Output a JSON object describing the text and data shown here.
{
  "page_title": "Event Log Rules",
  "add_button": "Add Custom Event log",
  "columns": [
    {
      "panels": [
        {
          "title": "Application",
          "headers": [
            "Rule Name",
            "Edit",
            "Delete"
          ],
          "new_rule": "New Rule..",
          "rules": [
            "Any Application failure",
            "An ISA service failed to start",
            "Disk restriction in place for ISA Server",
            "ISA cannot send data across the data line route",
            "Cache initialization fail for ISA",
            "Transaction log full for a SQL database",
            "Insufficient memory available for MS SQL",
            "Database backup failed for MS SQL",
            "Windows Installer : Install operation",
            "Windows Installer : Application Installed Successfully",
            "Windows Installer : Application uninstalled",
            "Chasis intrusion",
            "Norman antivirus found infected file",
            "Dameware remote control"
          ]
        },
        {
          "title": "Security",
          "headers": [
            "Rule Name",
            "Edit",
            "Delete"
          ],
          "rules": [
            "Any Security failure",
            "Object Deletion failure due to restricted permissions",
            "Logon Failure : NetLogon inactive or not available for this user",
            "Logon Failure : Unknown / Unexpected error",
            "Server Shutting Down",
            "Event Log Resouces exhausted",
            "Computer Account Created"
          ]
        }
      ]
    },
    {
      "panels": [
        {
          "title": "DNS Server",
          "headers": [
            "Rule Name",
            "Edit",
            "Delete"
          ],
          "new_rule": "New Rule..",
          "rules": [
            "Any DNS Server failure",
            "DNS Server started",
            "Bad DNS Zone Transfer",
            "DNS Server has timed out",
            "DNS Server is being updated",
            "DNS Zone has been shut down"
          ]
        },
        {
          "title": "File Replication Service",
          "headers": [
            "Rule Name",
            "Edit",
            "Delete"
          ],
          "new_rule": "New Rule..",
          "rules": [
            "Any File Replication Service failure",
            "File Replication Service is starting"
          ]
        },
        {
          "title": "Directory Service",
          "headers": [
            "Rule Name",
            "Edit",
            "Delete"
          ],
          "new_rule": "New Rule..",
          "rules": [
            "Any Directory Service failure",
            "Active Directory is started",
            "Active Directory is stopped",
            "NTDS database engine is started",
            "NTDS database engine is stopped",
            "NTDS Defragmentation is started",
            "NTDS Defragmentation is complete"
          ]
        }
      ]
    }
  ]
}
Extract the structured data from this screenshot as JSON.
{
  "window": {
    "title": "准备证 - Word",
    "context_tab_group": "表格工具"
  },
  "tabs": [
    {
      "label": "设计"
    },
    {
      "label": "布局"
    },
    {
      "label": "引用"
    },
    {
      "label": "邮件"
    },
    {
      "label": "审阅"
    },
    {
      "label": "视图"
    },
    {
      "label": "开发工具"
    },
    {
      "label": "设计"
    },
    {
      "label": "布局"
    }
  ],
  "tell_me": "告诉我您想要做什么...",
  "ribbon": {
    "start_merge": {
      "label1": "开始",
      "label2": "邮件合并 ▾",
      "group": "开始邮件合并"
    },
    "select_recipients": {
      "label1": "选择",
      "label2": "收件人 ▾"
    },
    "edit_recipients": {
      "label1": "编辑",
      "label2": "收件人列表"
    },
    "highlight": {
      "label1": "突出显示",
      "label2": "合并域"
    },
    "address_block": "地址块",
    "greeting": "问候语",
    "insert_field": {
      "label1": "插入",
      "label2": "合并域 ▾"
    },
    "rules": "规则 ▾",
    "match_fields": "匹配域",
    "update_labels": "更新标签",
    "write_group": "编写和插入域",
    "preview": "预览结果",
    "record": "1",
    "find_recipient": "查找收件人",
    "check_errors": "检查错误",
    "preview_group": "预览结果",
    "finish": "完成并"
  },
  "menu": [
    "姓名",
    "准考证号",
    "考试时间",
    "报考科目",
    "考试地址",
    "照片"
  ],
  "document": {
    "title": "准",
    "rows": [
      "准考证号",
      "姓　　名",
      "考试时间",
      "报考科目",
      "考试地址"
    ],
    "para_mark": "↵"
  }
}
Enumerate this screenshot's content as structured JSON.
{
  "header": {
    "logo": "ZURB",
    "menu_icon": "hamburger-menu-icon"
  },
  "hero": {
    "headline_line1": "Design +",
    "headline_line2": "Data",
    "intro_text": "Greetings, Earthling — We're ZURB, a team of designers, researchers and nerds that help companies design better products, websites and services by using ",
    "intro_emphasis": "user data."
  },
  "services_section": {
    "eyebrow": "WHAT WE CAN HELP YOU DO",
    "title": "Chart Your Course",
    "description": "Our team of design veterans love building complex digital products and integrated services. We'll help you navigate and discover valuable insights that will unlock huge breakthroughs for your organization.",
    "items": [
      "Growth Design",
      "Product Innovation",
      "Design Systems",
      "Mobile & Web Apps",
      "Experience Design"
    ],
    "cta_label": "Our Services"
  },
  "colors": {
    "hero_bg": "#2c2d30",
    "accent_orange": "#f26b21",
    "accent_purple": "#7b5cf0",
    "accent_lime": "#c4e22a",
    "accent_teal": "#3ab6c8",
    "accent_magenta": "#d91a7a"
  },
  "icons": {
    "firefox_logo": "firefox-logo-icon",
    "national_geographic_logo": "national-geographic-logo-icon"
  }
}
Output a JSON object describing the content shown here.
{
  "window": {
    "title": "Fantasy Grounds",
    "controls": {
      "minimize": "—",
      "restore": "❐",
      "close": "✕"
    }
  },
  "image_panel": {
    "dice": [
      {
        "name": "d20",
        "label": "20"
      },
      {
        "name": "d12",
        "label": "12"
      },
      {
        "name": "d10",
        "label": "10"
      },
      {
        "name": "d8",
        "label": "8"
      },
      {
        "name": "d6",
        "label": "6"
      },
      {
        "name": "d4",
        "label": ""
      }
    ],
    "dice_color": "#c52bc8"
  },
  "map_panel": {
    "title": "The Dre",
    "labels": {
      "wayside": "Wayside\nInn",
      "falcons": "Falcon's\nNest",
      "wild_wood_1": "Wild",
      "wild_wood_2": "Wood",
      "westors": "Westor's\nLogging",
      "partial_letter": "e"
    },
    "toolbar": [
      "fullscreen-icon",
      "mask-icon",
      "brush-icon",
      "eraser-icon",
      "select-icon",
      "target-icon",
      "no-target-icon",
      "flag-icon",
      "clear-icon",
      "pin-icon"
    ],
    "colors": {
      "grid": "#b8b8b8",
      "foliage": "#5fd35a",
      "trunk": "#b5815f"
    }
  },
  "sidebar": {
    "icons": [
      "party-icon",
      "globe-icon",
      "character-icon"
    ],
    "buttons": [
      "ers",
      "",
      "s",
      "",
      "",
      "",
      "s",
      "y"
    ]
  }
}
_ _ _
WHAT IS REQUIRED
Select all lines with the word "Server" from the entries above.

YOUR RESPONSE
            "Disk restriction in place for ISA Server",
            "Server Shutting Down",
          "title": "DNS Server",
            "Any DNS Server failure",
            "DNS Server started",
            "DNS Server has timed out",
            "DNS Server is being updated",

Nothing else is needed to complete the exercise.